Lim Hwee Peng, CSW welcomes constructive feedback on the wines that he has recommended and also aspire to provide adequate and accurate recommendations based on the taste preference of both consumers, and trends in the industry.
Please contact Lim at on your feedback. Appropriate
comments will be posted on this website

This Post Has 7 Comments

  1. Sandy Chng, CSW says:

    Hi Hwee Peng,
    Well done on the!! Looks good and easy to navigate. Nice layout with relevant sections for learning and sharing for all level of proficiency in wine. A very appropriate wine chosen for the inaugural feature.Looking forward for more posts and updates,do keep them coming!!

    To everyone out there, do have a Merry Chrismas and a Happy New Year ahead!!

    Sandy Chng, CSW

  2. (Comments on wine article ‘IDENTITY’ posted on 6th Jan 2012) –
    Great comments on sense of place..with technology and globalization of wines very often we taste the same wines time and time again and the uniqueness and sense of place are lost. Location, varietal characters and (tradition ) along with freshness and vibrancy are the things that make me excited to taste wines..I don’t want to drink homogenized,vanilla,pedestrian, generic wines…I would rather be drinking less but choose wines that express place and their true personality. as you have shown with this wine it doesn’t mean expensive.
    Warm regards,
    Gill Gordon-Smith, CSW
    McLaren Vale, South Australia

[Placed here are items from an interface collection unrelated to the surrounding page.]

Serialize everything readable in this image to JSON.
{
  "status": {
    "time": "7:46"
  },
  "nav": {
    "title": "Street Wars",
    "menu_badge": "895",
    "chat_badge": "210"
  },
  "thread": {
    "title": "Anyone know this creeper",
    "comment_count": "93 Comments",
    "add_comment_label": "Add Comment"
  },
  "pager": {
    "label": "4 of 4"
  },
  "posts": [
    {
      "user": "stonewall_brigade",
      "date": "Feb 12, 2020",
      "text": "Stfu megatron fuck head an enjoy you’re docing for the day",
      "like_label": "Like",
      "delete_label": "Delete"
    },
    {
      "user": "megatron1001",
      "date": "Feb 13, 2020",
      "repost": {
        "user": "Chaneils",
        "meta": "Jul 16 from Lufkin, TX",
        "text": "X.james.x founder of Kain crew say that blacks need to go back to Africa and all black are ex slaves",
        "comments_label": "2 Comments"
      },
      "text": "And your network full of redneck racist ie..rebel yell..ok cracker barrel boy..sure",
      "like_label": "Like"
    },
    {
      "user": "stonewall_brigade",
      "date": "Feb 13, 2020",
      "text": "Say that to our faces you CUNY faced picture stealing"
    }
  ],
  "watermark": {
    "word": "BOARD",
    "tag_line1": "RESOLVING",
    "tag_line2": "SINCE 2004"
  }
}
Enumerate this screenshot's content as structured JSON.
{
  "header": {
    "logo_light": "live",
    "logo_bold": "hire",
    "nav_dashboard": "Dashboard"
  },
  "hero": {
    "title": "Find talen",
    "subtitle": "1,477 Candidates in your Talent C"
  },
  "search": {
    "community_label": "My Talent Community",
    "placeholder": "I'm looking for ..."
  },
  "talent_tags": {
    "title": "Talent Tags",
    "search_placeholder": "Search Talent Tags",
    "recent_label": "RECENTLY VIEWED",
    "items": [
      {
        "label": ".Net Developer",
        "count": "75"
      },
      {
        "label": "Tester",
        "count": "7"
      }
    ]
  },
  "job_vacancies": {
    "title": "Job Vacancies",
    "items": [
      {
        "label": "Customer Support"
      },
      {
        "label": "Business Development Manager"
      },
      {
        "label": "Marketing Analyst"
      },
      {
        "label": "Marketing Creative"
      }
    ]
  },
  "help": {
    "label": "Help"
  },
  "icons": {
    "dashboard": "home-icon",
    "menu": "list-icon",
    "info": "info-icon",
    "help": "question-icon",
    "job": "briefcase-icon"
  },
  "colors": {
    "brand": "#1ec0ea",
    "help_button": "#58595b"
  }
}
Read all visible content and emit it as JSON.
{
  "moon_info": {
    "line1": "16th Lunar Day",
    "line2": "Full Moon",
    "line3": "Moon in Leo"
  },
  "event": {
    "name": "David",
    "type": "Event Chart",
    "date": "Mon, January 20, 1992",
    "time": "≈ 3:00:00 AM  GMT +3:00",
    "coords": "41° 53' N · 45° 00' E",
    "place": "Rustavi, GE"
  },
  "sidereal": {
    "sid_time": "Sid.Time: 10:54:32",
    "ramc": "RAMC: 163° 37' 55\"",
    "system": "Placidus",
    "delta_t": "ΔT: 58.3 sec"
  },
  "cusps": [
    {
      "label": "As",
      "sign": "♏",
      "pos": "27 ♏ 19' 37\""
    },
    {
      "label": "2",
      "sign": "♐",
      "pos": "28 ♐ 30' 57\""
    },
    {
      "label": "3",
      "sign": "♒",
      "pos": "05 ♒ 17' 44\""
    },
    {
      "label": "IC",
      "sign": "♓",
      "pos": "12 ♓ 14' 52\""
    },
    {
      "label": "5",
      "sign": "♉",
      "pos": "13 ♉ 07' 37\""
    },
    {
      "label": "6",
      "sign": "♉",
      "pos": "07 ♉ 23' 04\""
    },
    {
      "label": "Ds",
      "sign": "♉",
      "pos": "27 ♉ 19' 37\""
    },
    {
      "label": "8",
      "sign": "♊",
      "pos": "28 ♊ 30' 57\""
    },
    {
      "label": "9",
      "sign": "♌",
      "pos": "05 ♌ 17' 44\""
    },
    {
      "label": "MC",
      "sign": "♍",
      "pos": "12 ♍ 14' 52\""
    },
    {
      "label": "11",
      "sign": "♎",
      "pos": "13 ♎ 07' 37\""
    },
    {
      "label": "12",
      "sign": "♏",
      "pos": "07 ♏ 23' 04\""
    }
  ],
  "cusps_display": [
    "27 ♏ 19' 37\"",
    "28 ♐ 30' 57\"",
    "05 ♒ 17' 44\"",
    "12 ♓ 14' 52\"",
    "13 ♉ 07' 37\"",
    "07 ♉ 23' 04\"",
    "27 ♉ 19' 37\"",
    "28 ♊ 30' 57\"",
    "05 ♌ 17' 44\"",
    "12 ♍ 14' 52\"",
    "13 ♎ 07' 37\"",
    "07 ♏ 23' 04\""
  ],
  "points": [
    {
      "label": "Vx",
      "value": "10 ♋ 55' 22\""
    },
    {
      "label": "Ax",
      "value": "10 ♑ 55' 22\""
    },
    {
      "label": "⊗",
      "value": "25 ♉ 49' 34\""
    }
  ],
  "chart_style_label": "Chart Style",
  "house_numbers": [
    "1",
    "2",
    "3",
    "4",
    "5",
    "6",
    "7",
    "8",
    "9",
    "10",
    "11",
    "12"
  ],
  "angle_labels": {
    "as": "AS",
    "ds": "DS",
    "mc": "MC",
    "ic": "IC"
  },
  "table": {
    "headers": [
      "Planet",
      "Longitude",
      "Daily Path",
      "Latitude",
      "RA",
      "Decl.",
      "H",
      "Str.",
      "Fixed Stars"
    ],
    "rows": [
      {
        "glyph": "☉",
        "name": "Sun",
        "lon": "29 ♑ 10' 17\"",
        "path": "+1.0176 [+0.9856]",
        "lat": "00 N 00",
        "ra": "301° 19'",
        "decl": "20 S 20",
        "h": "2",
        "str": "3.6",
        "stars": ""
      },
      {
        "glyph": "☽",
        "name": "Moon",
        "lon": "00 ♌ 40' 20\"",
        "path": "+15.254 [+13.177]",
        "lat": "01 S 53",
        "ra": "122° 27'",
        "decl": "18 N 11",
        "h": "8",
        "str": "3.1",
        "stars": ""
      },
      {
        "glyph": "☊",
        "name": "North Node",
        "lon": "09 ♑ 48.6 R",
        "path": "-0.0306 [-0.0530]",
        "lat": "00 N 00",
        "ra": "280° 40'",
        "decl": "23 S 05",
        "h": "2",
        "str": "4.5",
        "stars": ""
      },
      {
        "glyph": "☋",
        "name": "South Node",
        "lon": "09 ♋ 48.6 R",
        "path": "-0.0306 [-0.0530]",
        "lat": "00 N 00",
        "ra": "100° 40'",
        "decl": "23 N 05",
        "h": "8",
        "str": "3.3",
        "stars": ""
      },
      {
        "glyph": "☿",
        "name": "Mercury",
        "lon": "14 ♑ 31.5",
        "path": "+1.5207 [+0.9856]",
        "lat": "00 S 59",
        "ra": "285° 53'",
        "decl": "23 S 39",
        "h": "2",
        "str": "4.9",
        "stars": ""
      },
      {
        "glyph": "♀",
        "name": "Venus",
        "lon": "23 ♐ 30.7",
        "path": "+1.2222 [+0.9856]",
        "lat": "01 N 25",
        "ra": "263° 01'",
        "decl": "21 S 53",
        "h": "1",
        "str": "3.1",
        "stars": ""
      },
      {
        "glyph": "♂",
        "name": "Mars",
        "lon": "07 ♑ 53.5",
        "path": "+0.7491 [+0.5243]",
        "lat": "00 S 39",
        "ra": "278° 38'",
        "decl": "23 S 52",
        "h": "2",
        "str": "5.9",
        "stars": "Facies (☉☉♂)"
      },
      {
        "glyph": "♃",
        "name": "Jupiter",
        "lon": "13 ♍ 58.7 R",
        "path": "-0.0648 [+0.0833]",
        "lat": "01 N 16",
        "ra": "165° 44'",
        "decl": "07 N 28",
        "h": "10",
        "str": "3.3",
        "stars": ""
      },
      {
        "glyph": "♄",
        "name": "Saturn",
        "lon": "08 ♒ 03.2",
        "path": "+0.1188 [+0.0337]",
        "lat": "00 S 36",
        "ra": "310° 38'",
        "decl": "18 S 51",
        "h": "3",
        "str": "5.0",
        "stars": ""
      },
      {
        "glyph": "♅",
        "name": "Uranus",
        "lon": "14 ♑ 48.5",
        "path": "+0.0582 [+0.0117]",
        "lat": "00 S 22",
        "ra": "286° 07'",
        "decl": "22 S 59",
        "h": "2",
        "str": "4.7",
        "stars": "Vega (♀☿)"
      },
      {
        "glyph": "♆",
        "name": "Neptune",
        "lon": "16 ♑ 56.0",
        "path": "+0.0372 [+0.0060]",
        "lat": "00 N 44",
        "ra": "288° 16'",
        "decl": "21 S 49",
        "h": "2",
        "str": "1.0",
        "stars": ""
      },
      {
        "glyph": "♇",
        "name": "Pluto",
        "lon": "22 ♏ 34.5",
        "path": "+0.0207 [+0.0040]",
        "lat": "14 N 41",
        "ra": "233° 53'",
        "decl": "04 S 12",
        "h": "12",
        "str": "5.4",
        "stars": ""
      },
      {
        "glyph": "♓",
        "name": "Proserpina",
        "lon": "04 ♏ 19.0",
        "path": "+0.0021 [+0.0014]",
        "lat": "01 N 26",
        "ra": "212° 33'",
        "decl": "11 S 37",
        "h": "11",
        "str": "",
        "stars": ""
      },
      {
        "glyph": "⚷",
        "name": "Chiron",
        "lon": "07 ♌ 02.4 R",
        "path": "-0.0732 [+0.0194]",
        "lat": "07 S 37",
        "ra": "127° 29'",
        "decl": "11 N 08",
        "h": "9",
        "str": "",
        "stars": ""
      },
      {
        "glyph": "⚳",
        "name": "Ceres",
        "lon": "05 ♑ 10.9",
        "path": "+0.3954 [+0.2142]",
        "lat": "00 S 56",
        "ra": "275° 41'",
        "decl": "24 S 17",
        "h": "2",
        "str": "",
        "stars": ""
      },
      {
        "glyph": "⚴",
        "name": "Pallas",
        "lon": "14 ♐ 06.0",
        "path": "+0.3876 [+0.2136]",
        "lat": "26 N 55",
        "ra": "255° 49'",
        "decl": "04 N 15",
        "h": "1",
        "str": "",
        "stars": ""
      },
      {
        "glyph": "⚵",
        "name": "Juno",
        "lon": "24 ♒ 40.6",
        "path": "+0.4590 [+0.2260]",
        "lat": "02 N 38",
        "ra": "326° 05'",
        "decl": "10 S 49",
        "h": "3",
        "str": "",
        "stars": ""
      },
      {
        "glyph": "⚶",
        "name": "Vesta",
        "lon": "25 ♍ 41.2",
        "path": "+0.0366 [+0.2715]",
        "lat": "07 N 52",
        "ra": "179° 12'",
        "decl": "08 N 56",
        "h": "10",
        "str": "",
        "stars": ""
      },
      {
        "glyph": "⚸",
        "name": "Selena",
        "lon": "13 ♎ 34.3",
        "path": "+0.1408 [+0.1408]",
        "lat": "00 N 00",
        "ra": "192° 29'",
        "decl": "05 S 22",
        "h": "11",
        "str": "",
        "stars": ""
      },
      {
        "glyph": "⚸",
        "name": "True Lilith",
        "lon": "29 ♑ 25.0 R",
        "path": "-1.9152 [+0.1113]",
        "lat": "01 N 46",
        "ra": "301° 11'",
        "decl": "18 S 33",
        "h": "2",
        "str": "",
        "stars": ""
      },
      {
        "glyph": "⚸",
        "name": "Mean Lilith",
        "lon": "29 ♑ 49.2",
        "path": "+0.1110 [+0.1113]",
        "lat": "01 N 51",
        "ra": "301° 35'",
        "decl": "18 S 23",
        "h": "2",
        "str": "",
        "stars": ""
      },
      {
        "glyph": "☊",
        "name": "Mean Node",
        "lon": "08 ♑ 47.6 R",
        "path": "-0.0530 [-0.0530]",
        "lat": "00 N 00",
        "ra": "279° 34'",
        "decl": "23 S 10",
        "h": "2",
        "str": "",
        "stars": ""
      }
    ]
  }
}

  3. Cris Lu, CSW says:

    Hi Hwee Peng,
    Love the design of, straightforward and easy to navigate. Well done on a great start and am waiting in anticipation with other pages filled up!

    Thank you for sharing!

  4. Michael Parr says:

    Hi Hwee Peng,

    Great website! I wish you tremendous success……

    Michael Parr
    Wente Family Estates
    Livermore Valley, California

  5. Steve Sarle says:

    (Comments on Feature 4 – Faulty or Unique?)

    Hi Hwee Peng –

    Regarding brett : When I first came to love burgundy 30 years ago (while staying in Burgundy), a barnyard aroma coupled with “sweaty saddle” in the mouth was considered to indicate an exceptional cote d’or wine. In fact, I was told many times by top producers that great burgundy must smell of s___ !

    Even top winemakers at that time were unclear as to the influence of brett, if it was even recognized in their cellars.
    With the advance of technology & awareness, we have come to realize that brett saps away the delicate aromatic qualities which make burgundy (and top beaujolais) unique.

    In the course of a generation, brett has gone from desired to being a flaw. Your piece is right on target – – thank you.

    – Steve Sarle, Trinchero Family Estate, Napa Valley, California, USA

  6. Steven Chan, CSW says:

    (Comment on the article ‘Tasting Wines in Context’)

    It doesn’t take a rocket scientist to appreciate Hwee Peng’s direct and sincere approach in tasting all wines with the simplest and unpretentious context.

    If you have the pleasure of tasting wines with him, one will agrees how he often says “this is a serious wine” with no direct indication to the price point.

    Purely the flavours, expressions of the terroir and vintners profile.

    Salute to another great article .. Enjoying wines in context..

    Best regards,
    Steven Chan, CSW, Singapore

  7. Frank Kaemmer MS says:

    (Comments on ‘Enjoying Wine In Context’)

    Hello Hwee Peng,

    you brought up a very important point: Every wine (at least those with true personality) has its time and place. With all the hustle and bustle about “terroir”, people do sometimes forget that the circumstances in which we actually consume the wines are also a certain kind of “terroir”.

    As always: great to read your thoughts, bringing an enriching Asian view to Western wine knowledge – go ahead this way!

    Frank Kaemmer MS, Germany

Leave A Reply

Time limit is exhausted. Please reload CAPTCHA.